◆ **AIM OF THE EXERCISE**
Find the lines below that include the word "Використання" and report how many there are, with no other text.

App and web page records
━━━━━━━━━━━━━━━━━━━━━━━━━━━━━━

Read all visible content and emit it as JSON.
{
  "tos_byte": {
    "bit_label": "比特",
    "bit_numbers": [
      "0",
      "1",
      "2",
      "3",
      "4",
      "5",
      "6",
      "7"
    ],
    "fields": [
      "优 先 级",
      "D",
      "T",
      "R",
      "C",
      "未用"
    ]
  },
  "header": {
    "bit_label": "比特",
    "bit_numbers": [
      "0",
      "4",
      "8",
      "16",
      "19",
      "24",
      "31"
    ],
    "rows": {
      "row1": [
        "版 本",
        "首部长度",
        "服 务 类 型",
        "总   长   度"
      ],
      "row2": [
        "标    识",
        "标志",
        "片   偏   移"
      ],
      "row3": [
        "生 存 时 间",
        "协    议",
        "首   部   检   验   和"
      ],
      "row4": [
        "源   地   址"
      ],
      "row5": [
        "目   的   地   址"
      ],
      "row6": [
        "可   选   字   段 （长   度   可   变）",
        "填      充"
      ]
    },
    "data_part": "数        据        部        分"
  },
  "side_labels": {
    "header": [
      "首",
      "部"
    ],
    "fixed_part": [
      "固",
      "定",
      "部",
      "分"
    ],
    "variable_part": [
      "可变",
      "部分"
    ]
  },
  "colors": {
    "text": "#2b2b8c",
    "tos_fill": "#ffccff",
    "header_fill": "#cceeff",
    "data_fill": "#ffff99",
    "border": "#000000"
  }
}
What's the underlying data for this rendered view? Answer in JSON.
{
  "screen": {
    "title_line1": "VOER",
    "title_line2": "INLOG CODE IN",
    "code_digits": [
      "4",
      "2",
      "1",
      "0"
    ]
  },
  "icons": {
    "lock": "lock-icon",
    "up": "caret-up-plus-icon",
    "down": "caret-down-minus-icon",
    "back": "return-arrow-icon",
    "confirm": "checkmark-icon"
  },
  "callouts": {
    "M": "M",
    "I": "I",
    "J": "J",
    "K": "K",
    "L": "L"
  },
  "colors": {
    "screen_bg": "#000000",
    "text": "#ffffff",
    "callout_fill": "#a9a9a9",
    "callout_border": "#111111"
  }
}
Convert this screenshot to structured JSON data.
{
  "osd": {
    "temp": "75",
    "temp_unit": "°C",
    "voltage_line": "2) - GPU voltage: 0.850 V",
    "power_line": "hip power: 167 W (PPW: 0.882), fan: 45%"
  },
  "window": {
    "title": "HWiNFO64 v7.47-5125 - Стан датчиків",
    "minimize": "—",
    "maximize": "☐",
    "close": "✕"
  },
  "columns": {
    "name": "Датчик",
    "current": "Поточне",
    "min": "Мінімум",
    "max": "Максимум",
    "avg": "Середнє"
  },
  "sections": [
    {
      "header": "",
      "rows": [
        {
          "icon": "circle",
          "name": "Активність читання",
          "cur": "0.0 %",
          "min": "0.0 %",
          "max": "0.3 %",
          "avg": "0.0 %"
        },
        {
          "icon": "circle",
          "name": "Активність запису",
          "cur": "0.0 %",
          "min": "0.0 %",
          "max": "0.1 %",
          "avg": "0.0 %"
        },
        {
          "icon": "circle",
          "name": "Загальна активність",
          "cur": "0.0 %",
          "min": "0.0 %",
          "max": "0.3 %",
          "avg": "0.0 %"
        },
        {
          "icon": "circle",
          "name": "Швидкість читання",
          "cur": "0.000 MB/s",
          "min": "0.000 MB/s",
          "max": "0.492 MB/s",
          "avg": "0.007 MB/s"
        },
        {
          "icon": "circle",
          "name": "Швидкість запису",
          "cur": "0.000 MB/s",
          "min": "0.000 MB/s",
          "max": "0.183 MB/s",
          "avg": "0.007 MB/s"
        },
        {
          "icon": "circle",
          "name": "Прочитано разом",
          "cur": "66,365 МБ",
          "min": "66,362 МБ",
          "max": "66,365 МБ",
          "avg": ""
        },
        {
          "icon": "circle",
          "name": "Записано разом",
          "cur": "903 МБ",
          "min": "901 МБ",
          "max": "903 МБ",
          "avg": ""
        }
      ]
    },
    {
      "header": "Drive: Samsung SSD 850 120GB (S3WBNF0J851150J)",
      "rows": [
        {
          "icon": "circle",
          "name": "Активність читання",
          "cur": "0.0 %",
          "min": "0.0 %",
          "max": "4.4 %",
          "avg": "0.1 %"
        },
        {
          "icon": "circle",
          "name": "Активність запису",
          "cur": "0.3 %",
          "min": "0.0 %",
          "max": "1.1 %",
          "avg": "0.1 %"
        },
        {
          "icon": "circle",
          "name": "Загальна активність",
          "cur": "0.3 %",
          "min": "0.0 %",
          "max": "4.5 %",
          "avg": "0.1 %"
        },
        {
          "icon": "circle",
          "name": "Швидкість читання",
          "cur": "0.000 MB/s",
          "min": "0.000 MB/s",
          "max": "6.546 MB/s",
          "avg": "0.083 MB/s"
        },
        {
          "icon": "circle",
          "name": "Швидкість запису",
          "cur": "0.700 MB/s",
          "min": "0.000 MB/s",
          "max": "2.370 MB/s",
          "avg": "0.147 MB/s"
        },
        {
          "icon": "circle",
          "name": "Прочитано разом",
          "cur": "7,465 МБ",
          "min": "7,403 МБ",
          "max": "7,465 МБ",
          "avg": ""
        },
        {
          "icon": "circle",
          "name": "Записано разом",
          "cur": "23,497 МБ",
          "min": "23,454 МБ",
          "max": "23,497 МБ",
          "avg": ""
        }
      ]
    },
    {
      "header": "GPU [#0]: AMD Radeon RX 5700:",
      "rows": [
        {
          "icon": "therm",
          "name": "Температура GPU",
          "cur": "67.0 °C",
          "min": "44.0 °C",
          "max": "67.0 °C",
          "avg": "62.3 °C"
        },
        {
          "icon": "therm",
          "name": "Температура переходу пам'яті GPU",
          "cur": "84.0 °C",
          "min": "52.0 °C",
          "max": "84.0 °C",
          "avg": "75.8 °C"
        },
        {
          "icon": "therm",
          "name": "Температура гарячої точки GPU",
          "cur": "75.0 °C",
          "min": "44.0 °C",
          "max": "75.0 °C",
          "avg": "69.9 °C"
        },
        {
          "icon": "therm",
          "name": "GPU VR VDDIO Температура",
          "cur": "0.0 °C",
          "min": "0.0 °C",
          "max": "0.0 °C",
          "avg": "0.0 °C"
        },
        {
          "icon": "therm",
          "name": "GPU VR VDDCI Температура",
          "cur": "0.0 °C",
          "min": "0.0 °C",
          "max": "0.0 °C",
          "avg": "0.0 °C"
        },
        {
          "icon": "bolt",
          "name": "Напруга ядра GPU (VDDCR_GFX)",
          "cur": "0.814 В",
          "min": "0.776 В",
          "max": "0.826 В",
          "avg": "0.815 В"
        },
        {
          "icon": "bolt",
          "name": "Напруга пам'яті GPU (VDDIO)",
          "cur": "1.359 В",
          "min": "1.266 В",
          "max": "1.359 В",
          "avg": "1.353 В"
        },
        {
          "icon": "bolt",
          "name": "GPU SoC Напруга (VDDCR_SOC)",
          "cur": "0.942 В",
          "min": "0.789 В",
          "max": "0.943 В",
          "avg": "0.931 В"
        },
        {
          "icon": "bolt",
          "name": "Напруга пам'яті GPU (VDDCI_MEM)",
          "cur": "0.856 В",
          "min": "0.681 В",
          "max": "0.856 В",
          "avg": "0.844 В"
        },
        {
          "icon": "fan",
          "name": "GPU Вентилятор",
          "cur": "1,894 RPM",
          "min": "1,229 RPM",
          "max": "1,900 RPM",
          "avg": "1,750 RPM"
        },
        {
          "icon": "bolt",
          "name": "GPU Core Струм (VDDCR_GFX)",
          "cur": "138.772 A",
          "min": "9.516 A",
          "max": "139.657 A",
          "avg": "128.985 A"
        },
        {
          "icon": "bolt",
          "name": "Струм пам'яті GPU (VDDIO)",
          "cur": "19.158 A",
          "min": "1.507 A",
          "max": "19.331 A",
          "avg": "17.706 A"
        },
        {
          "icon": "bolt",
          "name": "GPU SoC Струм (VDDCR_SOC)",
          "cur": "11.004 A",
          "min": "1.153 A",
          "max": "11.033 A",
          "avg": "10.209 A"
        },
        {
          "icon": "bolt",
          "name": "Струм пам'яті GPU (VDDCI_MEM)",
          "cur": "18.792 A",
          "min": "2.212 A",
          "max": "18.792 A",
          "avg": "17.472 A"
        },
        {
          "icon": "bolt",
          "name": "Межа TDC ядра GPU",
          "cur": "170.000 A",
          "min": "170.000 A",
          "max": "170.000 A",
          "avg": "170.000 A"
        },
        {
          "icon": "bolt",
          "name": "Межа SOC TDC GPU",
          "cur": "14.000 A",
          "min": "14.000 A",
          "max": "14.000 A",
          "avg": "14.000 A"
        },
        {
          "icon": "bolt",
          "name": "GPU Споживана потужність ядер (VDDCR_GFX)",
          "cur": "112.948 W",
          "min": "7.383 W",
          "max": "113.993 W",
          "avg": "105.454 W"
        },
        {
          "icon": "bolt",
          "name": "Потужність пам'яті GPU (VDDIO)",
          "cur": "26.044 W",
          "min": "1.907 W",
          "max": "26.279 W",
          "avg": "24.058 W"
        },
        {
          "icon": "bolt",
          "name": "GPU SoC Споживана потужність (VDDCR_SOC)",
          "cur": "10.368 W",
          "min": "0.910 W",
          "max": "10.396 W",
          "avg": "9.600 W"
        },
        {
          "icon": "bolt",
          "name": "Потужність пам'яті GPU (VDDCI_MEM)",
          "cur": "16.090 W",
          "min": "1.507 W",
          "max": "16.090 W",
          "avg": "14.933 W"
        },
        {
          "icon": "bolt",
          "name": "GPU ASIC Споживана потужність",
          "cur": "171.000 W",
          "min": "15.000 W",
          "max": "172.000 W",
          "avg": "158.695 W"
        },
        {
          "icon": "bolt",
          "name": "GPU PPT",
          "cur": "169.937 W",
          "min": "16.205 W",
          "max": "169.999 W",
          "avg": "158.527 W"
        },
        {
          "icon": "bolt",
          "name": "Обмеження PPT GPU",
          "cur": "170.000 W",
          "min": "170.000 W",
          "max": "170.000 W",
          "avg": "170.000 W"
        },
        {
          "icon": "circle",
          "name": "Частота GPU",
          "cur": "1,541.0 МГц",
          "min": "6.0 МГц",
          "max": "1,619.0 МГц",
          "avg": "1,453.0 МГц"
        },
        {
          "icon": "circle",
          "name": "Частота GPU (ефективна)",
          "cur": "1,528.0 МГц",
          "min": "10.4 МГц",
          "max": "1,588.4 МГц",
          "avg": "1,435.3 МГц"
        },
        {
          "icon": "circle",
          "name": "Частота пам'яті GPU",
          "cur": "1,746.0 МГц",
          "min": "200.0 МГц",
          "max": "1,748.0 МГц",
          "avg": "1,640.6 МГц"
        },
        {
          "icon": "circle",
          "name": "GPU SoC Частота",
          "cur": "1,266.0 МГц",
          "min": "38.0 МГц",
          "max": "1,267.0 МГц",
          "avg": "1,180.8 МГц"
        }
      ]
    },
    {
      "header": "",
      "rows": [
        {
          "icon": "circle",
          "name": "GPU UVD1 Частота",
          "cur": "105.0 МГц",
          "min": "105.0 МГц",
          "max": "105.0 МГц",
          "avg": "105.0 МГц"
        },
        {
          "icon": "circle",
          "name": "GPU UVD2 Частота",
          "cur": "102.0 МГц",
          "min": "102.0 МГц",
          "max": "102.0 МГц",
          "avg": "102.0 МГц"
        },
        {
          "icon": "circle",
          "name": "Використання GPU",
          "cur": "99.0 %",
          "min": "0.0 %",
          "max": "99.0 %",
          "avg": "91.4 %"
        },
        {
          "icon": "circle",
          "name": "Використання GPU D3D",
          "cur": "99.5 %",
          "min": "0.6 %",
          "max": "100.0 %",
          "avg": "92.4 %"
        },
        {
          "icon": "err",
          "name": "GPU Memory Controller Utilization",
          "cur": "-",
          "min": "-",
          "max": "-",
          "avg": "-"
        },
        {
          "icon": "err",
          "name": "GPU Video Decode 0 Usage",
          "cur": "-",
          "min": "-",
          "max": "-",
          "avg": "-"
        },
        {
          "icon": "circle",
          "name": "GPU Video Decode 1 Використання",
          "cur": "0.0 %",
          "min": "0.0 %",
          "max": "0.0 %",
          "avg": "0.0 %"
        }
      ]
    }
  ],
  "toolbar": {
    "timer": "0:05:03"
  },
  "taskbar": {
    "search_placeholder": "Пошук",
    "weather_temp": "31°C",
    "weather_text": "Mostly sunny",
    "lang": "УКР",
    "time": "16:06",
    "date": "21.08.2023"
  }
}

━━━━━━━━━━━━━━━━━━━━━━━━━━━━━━

◆ **TASK RESULT**
3